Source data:
=====
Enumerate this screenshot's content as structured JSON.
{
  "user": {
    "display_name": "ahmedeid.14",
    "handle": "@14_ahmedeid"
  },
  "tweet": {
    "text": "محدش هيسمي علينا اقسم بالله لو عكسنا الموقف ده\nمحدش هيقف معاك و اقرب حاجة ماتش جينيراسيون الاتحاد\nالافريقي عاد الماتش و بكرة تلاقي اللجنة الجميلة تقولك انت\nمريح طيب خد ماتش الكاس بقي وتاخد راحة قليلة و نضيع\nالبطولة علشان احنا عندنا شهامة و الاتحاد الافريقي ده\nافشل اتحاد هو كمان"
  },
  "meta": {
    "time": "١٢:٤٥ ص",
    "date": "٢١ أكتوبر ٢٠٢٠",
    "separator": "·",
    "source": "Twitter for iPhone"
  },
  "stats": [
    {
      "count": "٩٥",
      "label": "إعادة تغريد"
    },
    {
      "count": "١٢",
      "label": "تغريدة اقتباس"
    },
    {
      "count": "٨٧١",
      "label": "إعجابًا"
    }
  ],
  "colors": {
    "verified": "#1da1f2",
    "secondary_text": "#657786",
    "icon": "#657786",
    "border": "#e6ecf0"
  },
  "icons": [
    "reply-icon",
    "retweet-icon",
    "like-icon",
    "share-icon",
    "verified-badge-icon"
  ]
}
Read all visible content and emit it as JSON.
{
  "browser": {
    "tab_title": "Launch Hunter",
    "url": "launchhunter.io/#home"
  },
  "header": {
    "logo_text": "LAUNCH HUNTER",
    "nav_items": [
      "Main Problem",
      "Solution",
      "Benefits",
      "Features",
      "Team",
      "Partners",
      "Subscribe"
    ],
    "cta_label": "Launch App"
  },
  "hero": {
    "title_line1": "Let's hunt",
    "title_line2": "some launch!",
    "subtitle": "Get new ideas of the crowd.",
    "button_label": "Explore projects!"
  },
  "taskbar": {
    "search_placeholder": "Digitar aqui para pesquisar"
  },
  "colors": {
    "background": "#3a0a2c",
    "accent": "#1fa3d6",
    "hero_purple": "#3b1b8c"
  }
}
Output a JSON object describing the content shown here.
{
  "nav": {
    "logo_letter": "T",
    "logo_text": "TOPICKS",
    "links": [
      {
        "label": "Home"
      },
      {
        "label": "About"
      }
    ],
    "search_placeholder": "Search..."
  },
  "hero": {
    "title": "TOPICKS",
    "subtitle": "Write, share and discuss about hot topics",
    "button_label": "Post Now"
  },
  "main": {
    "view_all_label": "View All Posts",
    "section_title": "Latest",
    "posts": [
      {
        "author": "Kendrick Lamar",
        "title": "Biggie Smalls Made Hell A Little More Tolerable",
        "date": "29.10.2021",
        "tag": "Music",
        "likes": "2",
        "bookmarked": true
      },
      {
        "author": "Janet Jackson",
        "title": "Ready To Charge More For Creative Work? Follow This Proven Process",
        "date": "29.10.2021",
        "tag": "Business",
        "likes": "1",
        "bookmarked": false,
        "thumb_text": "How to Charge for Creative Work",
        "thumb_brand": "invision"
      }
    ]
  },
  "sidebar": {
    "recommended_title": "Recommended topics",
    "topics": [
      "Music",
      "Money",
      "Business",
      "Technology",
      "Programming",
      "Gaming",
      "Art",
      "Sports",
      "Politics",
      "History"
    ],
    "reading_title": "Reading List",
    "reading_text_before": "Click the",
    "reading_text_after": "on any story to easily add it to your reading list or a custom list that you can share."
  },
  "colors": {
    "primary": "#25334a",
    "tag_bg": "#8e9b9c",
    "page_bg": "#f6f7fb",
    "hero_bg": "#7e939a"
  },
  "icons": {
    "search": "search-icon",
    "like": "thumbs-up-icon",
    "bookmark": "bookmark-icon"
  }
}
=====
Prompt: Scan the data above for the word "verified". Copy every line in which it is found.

Task result:
    "verified": "#1da1f2",
    "verified-badge-icon"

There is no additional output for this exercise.